Scientists have revealed a rescue bid to protect some of Scotland’s most endangered wild plants and trees.
Researchers at the Royal Botanic Garden Edinburgh (RBGE) have been awarded more than £700,000 to undertake conservation work on 10 iconic species that are currently under threat.
The project includes rehoming alpine herbaceous plants clinging on to ledges in the Cairngorms; finding out if elms can become resistant to Dutch elm disease, and saving once-plentiful ferns that have now been reduced to small and remote populations.
Molecular ecologist Dr Aline Finger, who is heading up the initiative, said a combination of climate change and over-grazing by animals is driving some plant and tree species to the edge of extinction – and urgent action needs to be taken to protect them.
She told The Sunday Post: “We are facing a biodiversity crisis and if we don’t do something to save these species now, it could be too late.
“Over time, these plants lose their ability to adapt to environmental change and start to disappear, which impacts on our natural ecosystems.”
Experts say temperature rises around the world are causing lowland plant species to creep further north and colonise upland areas, where they tend to outcompete their mountain rivals and reduce the area they can grow in.
A loss of snow cover due to climate change has also removed plants’ protection from freeze-thaws, which cause landslips and rockfall, destabilising the Arctic-alpine habitat.

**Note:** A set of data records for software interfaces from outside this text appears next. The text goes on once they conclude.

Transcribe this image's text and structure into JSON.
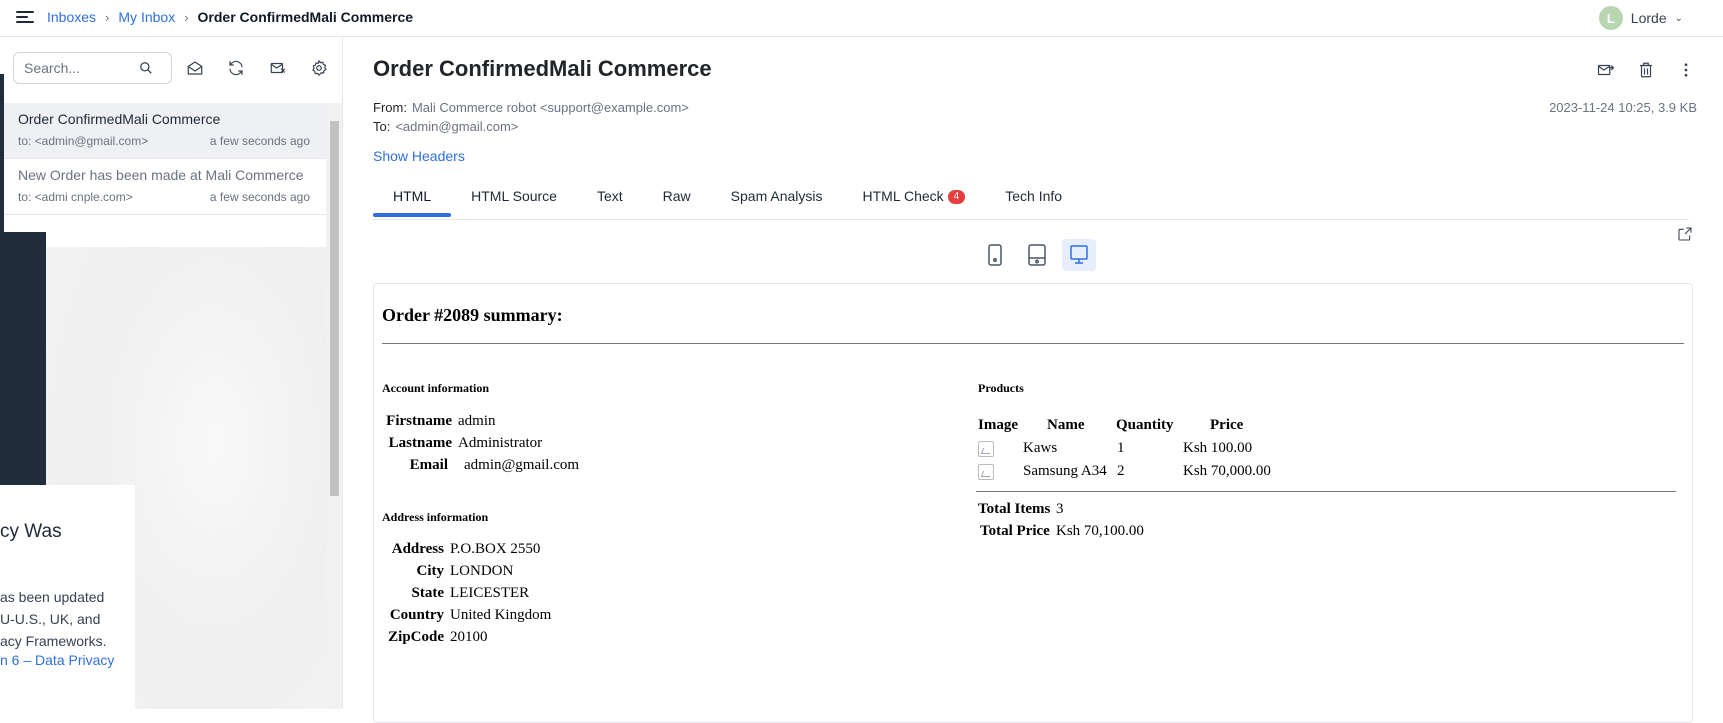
{
  "header": {
    "breadcrumbs": [
      "Inboxes",
      "My Inbox",
      "Order ConfirmedMali Commerce"
    ],
    "crumb_sep": "›",
    "user": {
      "initial": "L",
      "name": "Lorde",
      "caret": "⌄"
    }
  },
  "sidebar": {
    "search_placeholder": "Search...",
    "messages": [
      {
        "subject": "Order ConfirmedMali Commerce",
        "to": "to: <admin@gmail.com>",
        "time": "a few seconds ago"
      },
      {
        "subject": "New Order has been made at Mali Commerce",
        "to": "to: <admi     cnple.com>",
        "time": "a few seconds ago"
      }
    ],
    "overlay": {
      "heading": "cy Was",
      "text": "as been updated\nU-U.S., UK, and\nacy Frameworks.",
      "link": "n 6 – Data Privacy"
    }
  },
  "message": {
    "subject": "Order ConfirmedMali Commerce",
    "from_label": "From:",
    "from": "Mali Commerce robot <support@example.com>",
    "to_label": "To:",
    "to": "<admin@gmail.com>",
    "date_size": "2023-11-24 10:25, 3.9 KB",
    "show_headers": "Show Headers",
    "tabs": [
      {
        "label": "HTML"
      },
      {
        "label": "HTML Source"
      },
      {
        "label": "Text"
      },
      {
        "label": "Raw"
      },
      {
        "label": "Spam Analysis"
      },
      {
        "label": "HTML Check",
        "badge": "4"
      },
      {
        "label": "Tech Info"
      }
    ]
  },
  "email": {
    "title": "Order #2089 summary:",
    "account_heading": "Account information",
    "account": [
      {
        "key": "Firstname",
        "value": "admin"
      },
      {
        "key": "Lastname",
        "value": "Administrator"
      },
      {
        "key": "Email",
        "value": "admin@gmail.com"
      }
    ],
    "address_heading": "Address information",
    "address": [
      {
        "key": "Address",
        "value": "P.O.BOX 2550"
      },
      {
        "key": "City",
        "value": "LONDON"
      },
      {
        "key": "State",
        "value": "LEICESTER"
      },
      {
        "key": "Country",
        "value": "United Kingdom"
      },
      {
        "key": "ZipCode",
        "value": "20100"
      }
    ],
    "products_heading": "Products",
    "product_columns": [
      "Image",
      "Name",
      "Quantity",
      "Price"
    ],
    "products": [
      {
        "name": "Kaws",
        "quantity": "1",
        "price": "Ksh 100.00"
      },
      {
        "name": "Samsung A34",
        "quantity": "2",
        "price": "Ksh 70,000.00"
      }
    ],
    "totals": [
      {
        "key": "Total Items",
        "value": "3"
      },
      {
        "key": "Total Price",
        "value": "Ksh 70,100.00"
      }
    ]
  }
}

The species under threat include wych elm, Arran whitebeam, crab apple, Alpine blue-sow thistle, small cow-wheat and marsh saxifrage.
As part of the project, RBGE will translocate 10 priority plants and trees from its gardens in Edinburgh, Argyll, Dumfries & Galloway and Dawyck to new sites, creating climate resilient and adaptable populations in the wild.
Another of the species at threat is Britain’s rarest fern, the oblong woodsia. It suffered serious declines in the Victorian era as a result of pteridomania, a craze for collecting ferns from their natural habitats. This was assisted to some extent by the expansion of the railways.
Now, it remains in fewer than 100 clumps in just six populations, three of which are in Scotland. RBGE is exploring whether genetic problems such as inbreeding or low genetic diversity may explain the lack of reproduction in wild populations.
“Some of the species we are studying are still common in other countries and they shouldn’t be rare in Scotland,” said Dr Finger.
“If this trend continues, all we will have left is common species and a lot of our wonderful plant life diversity will vanish.”
The researchers are also working with landowners to identify new habitats for the plants and examining land management issues related to grazing.
“We have too many deer and sheep feeding on these plants, which they go for because they are tasty,” Dr Finger explained. “Plants like the Alpine blue thistle are a close relative to garden lettuce and given a choice between eating heather or lettuce, deer will go for lettuce every time.
“The result is that certain plant species eventually become rare and escape to steep ledges in remote areas.
“In the case of the crab apple, hybriding these with commercial strains of apples down the years means we are now losing our natural wild crops.”
Part of the work being undertaken by Dr Finger and her team includes going deep into the wilderness to find the plants and collect their seeds.
“Then the horticultural magic happens in our nurseries to grow them,” she said.
“Some of the places we have been feel like they are in areas where no man has gone before,” Dr Finger said.
“When you are out in the field, the days are long but it is very rewarding work.”
Projects across the country to expand forests, restore habitats, protect threatened species and improve our resilience to climate change were recently awarded a share of £7.6 million from the Scottish Government’s Nature Restoration Fund.
NatureScot approved 31 projects to receive funding as part of a national drive to transform nature in Scotland.
As part of this, the RBGE will receive more than £715,000 over three years to prevent the extinction of some of Scotland’s most threatened plants.
NatureScot’s head of biodiversity and geodiversity, Dr Katherine Leys, said: “If we don’t act now we are in real danger of losing some of Scotland’s iconic species.
“Through the Nature Restoration Fund we are able to support large-scale, multi-year projects that will help transform our natural world on land and sea.
“The vital conservation work Aline and the team at RBGE is doing to restore some of Scotland’s most threatened native plants is a great example of this.
“It is this kind of project that will kick-start nature recovery in Scotland and put us on the right path towards a nature-rich, net-zero future for all.”
Enjoy the convenience of having The Sunday Post delivered as a digital ePaper straight to your smartphone, tablet or computer.
Subscribe for only £5.49 a month and enjoy all the benefits of the printed paper as a digital replica.Subscribe